Medlar Press £20
ISBN 978-1-907110-31-3

Two hundred years ago, few people had ever been more than fifty miles from home. Traveling to Scotland from London was enough of an adventure that Francis Francis, the angling editor of The Field, referred to catching a salmon as being like "killing a gorilla". The fastest method of travel was a stagecoach, the best of which averaged ten miles per hour and the poor condition of the roads meant that it frequently took all day to get to Oxford. Then the railways came along and within a generation journey times (if you excluded getting to and from the station) dropped to near enough what we would expect today. The economy boomed and thousands of miles of track were laid to service it, in the process creating a new idea - leisure. Mechanisation and better transport meant that working conditions improved and as fishermen found the time to travel more widely, the railway companies, encouraged by The Fishing Gazette, started to offer cut price travel to club members. It wasn't long before guides began to be published, notably Greville Fennell's The Rail and the Rod, which gave literally pitch-by-pitch descriptions of the waters which could be reached using London's railways.

In the 1870s the railway hadn't been around long enough for anyone to imagine that it wouldn't last forever and Fennell was confident enough to list the names of the station masters at each halt, but eighty years later, very different economic times resulted in the Beeching report, which slashed the rural network in an attempt to save an industry from collapse.

A Train to Catch is an imaginative and thoroughly readable attempt to travel around Britain with the mindset of a nineteenth century angler.

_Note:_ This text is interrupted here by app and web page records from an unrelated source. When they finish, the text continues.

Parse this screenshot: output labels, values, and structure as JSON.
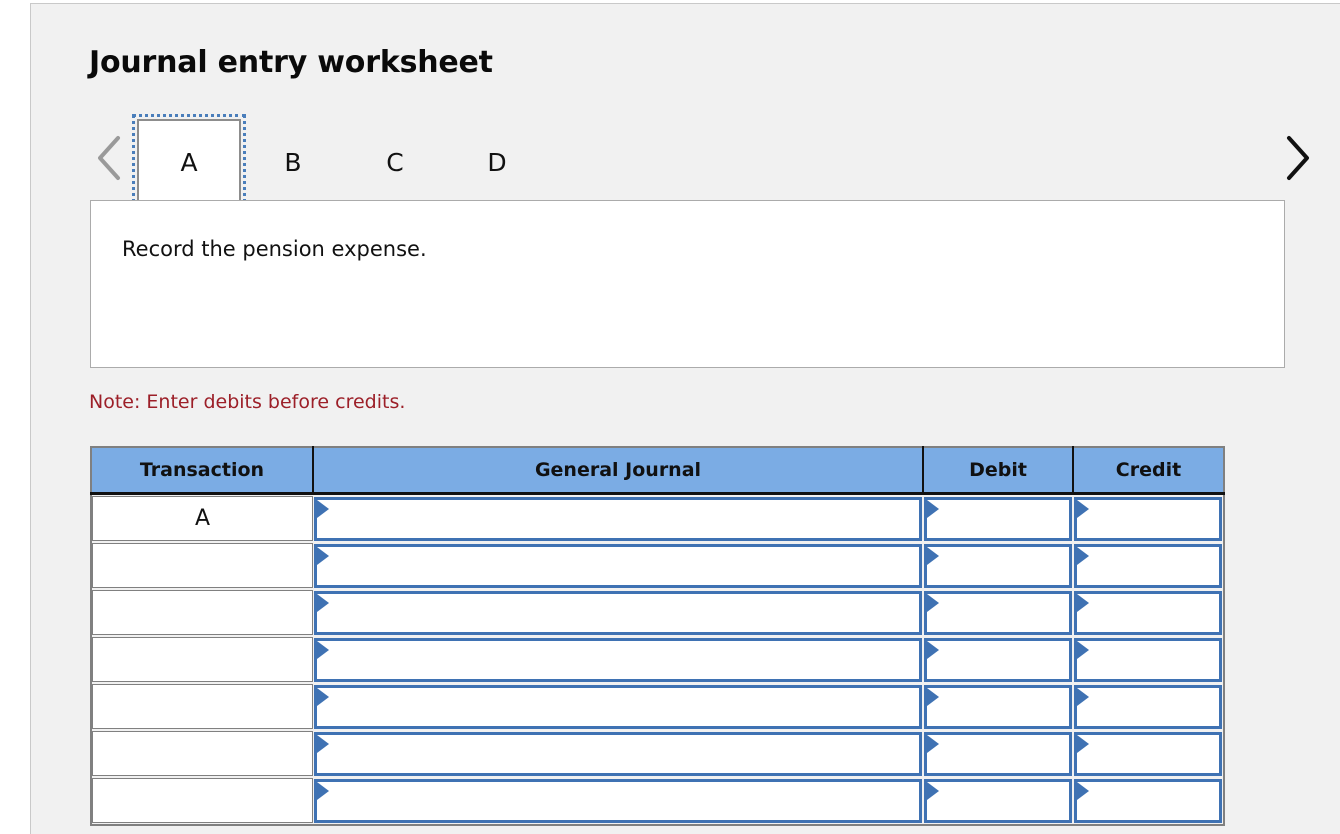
{
  "worksheet": {
    "title": "Journal entry worksheet",
    "prompt": "Record the pension expense.",
    "note": "Note: Enter debits before credits."
  },
  "nav": {
    "prev_icon": "chevron-left-icon",
    "next_icon": "chevron-right-icon",
    "prev_enabled": false,
    "next_enabled": true,
    "prev_color": "#9a9a9a",
    "next_color": "#111111"
  },
  "tabs": [
    {
      "label": "A",
      "active": true
    },
    {
      "label": "B",
      "active": false
    },
    {
      "label": "C",
      "active": false
    },
    {
      "label": "D",
      "active": false
    }
  ],
  "table": {
    "headers": [
      "Transaction",
      "General Journal",
      "Debit",
      "Credit"
    ],
    "rows": [
      {
        "transaction": "A",
        "general_journal": "",
        "debit": "",
        "credit": ""
      },
      {
        "transaction": "",
        "general_journal": "",
        "debit": "",
        "credit": ""
      },
      {
        "transaction": "",
        "general_journal": "",
        "debit": "",
        "credit": ""
      },
      {
        "transaction": "",
        "general_journal": "",
        "debit": "",
        "credit": ""
      },
      {
        "transaction": "",
        "general_journal": "",
        "debit": "",
        "credit": ""
      },
      {
        "transaction": "",
        "general_journal": "",
        "debit": "",
        "credit": ""
      },
      {
        "transaction": "",
        "general_journal": "",
        "debit": "",
        "credit": ""
      }
    ]
  },
  "colors": {
    "header_blue": "#7bace4",
    "field_blue": "#3f72b3",
    "note_red": "#9c1f28",
    "panel_bg": "#f1f1f1"
  }
}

Jon Berry is an accomplished writer best known for his history of barbel fishing, A Can of Worms, so this is a new venture for him, the result being one of the most pleasing and original books about fishing that I have read in a long time. The journeys that Jon made took place over a period of three years and he took them just as the Edwardians and Victorians would have done, in his holidays. Given that this is a book which is as much about the journey as the arrival, much of the interest lies in how Jon ended up reaching his destinations (all of which had stations pre-Beeching) and the folk he travelled with, not to mention the guest-houses he stayed in.

Half the charm of A Train to Catch is tied up with the sheer variety of fishing that ends up getting done, ranging from shark angling at Looe to perch at Marlow, spiced with a mini Grand Tour of Scotland and a quest for Broads pike. I was vaguely reminded of Eric Newby's A Short Walk in the Hindu Kush, which is a similarly delightful book and leaves you with the same sense of wonderment at why the author went there and what he achieved, apart from leaving his readers a wonderful story, but then maybe the journey is the reward.

A Train to Catch is potentially the angling book of the year and I would be disappointed if it doesn't pick up some kind of award, because it is engrossing, original and they truly do not come up with this kind of stuff more than once in a blue moon.

Review 1st February 2012